The issuing of the consent and all relevant inspections, including the final inspection, had been carried out more than 10 years before the proceedings had been brought by the Campbells.
So the sole basis that they could allege negligence against the council was on the basis of the negligent issue of a CCC.
This hearing was an interlocutory one only, and arose out of the council bringing a summary judgment. The council argued among other matters that:
• the concept of general or community reliance does not apply to certificates, and
• the Campbells cannot argue specific reliance upon the Certificate and, therefore, its issue is not causative of any loss.
The onus was upon the council to show that the Campbells could not succeed in any action pleaded as it was a summary judgment application by it.

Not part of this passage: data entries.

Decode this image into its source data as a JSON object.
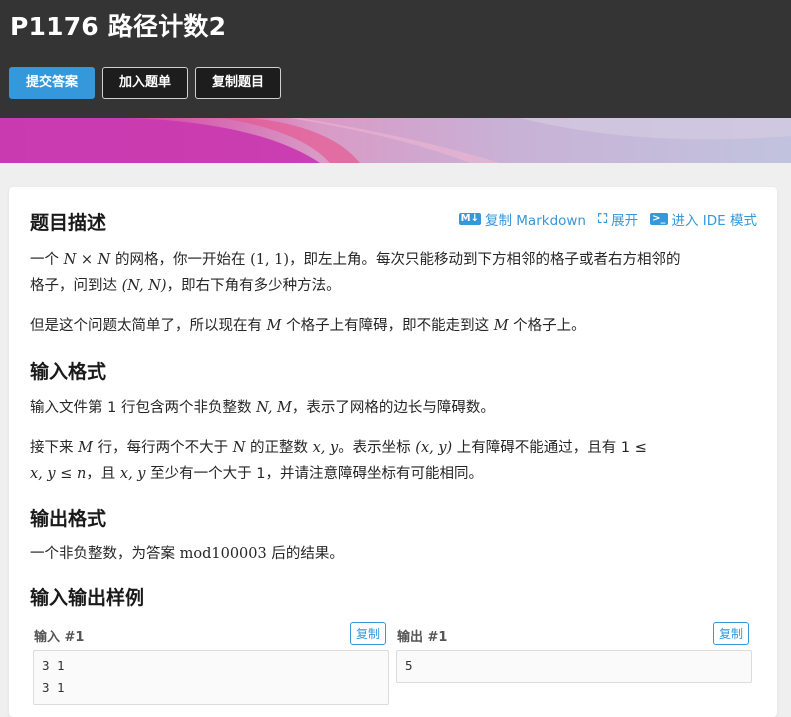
{
  "header": {
    "title": "P1176 路径计数2",
    "buttons": {
      "submit": "提交答案",
      "add": "加入题单",
      "copy": "复制题目"
    }
  },
  "tools": {
    "copy_md": "复制 Markdown",
    "expand": "展开",
    "ide": "进入 IDE 模式"
  },
  "sections": {
    "description_title": "题目描述",
    "input_title": "输入格式",
    "output_title": "输出格式",
    "samples_title": "输入输出样例"
  },
  "description": {
    "l1_a": "一个 ",
    "l1_m1": "N",
    "l1_x": " × ",
    "l1_m2": "N",
    "l1_b": " 的网格，你一开始在 ",
    "l1_m3": "(1, 1)",
    "l1_c": "，即左上角。每次只能移动到下方相邻的格子或者右方相邻的",
    "l2_a": "格子，问到达 ",
    "l2_m": "(N, N)",
    "l2_b": "，即右下角有多少种方法。",
    "l3_a": "但是这个问题太简单了，所以现在有 ",
    "l3_m1": "M",
    "l3_b": " 个格子上有障碍，即不能走到这 ",
    "l3_m2": "M",
    "l3_c": " 个格子上。"
  },
  "input": {
    "l1_a": "输入文件第 1 行包含两个非负整数 ",
    "l1_m": "N, M",
    "l1_b": "，表示了网格的边长与障碍数。",
    "l2_a": "接下来 ",
    "l2_m1": "M",
    "l2_b": " 行，每行两个不大于 ",
    "l2_m2": "N",
    "l2_c": " 的正整数 ",
    "l2_m3": "x, y",
    "l2_d": "。表示坐标 ",
    "l2_m4": "(x, y)",
    "l2_e": " 上有障碍不能通过，且有 1 ≤",
    "l3_m1": "x, y ≤ n",
    "l3_a": "，且 ",
    "l3_m2": "x, y",
    "l3_b": " 至少有一个大于 1，并请注意障碍坐标有可能相同。"
  },
  "output": {
    "l1_a": "一个非负整数，为答案 ",
    "l1_m": "mod100003",
    "l1_b": " 后的结果。"
  },
  "samples": {
    "input_label": "输入 #1",
    "output_label": "输出 #1",
    "copy_label": "复制",
    "input_text": "3 1\n3 1",
    "output_text": "5"
  }
}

Community reliance on certificates
On this argument, the court ruled that the effect of a CCC is that it is certification on behalf of the council that all its obligations have been fulfilled. It held that it is an assurance of performance. It confirms that it has occurred.
At paragraph 11, Associate Judge Christiansen states:
“If it is the council’s contention that the Certificate is a somewhat formal document to confirm that only previous inspections and consents have been done/given, then I think that submission is wrong. It is certification, it gives certainty, that a territorial authority’s obligations have throughout been attended to. Its existence is important to those who rely upon it. It is a document by which council’s obligations in connection with the actions certified, can be judged.”
The court ruled that the Campbells were entitled to rely on the council, and where a CCC had been issued negligently, the Campbells were entitled to the losses suffered in respect of that negligent act.
Was the CCC causative of any loss?
The council argued that the Campbells were committed to purchasing the property before the CCC was issued, thus no loss had flowed from the issue of the CCC as they suffered loss on the date the sale went unconditional.
Further, they argued that the obligation to supply a CCC prior to purchase was not a condition precedent to the sale proceeding.
This submission was quickly dismissed by the court. Prior to the settlement proceeding, the Campbells had received an assurance from the council that a CCC would be issued in respect of the house.
There was in existence a Certificate Memorandum recording that the property had passed a final inspection on March 30, 1999.
Associate Judge Christiansen also considered that the supply of the CCC was a condition of the finance, and the sale was, in turn, conditional on finance being approved.
So in effect, the sale was conditional on this CCC being issued, and the Campbells, together with the bank, had the assurance this would be issued, by way of a representation by a council officer, together with a Certificate Memorandum stating that the house had passed its final inspection.
In conclusion, the court ruled that there was, in fact, on the evidence, an arguable claim against the council, based upon the negligent issue of the CCC. The summary judgment application was dismissed.
This case importantly states that a CCC is not just a certification of the council work that has gone before it, and where it has been negligently issued, the council will attract liability.